Most people have never heard of a mystery school, but love a good mystery, as it is stimulating to the brain centres; those communities of intelligence that inhabit the physical brain. One indication of this fact is the tremendous sale of novels that deal with mystery, fantasy or science fiction, and lately the books on spiritual mysteries. Believe it or not, detective stories the best sellers of fiction. This is not particularly a present-day tendency. The great mysteries of literature have continued to be popular since their original writing. Today, even Sherlock Holmes has been modernized and made into a film.
In the last fifty years or so there has been a literal explosion of knowledge on the planet, and of course, this has created even more mysteries. Not all of these mysteries are solved in the mind of every adult. The mystery is enhanced when no one is able to give a better explanation than his own. Mystery, then, has its appeal because it is applicable to the unknown. It is not so much the particular manifestation that is of concern as it is the occurrence of something completely unknown. Man seeks an explanation for those things that are not understood, and he tries to change the unknown into the known. The instinct of curiosity becomes stimulated when he is approached or brought face to face with any kind of unknown.
In the early history of humanity, the philosophies and religions of many races and groups of people became closely related to the great mysteries of birth, life, and death, and life after death. That was the last of these great mysteries to solve: Why was it that life could cease as suddenly as it had begun insofar as this physical manifestation was concerned? What happens after we pass through the veil? Many religions in their doctrines and practices are closely related to the mysteries of birth, life, and death, but have no answers as to what happens after death.
Also, we see God’s handiwork in the heavens. Just how vast is the universe? How many other universes are there? It was from the contemplation of these great mysteries that groups of individuals who studied them from the philosophical and religious approach began to set up schools of thought known as mystery schools. These schools were closed to all but the true seeker of wisdom and truth.

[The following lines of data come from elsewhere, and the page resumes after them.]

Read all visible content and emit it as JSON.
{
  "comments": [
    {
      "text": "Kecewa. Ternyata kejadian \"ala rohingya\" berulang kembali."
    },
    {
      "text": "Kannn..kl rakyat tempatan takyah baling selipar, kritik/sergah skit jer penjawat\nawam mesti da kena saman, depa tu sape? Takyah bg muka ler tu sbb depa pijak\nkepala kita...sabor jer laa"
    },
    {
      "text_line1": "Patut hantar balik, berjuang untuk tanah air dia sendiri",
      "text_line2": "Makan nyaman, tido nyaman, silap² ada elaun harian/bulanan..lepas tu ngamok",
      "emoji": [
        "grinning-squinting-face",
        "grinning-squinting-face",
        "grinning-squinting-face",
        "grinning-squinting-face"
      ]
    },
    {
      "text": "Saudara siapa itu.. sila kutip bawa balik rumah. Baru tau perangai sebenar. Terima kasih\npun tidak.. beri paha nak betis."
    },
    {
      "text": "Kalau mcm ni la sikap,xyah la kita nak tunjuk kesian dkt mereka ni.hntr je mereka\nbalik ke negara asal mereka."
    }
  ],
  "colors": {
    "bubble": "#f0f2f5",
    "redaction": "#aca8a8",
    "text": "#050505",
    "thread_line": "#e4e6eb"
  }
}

From them, in turn have sprung the philosophies, philosophical schools, and much of the foundation of the science of the present day. In the philosophy and religion of humans to date, however, the final solutions to these mysteries have not yet been written. But our great thinkers and scientists are getting much closer to amazing discoveries all the time.
When humans no longer contemplate the unknown, when all that is now unknown is known, then humanity will have advanced to a different level of comprehension and development and will live in a different dimension. Until that state is reached, much that is still a mystery will remain a mystery to the ordinary person, perhaps not the thinker, though.
When man sees clearly the solution to these problems, he will have advanced to a point where possibly other mysteries will take the place of those that he now endeavors to solve. And so he will continue in his growth by solving one mystery after another until the mystery of the Logos becomes comprehensible and he is actually absorbed as a part thereof, and becomes one with the source of his being.
The mystery schools are formed to teach the ancient wisdom in a more modern format to those who seek answers about life’s mysteries. Some subjects relate to meditation, the force centres or chakras, symbolism, karma, reincarnation, how the Logos projects out of itself into physical incarnation. There are hundreds of subjects of deep intrigue taught in the mystery schools of today. The Sirian Mystery School, part of the College of Esoteric Education, offers a variety of practical courses to assist those who seek the deeper meaning of life.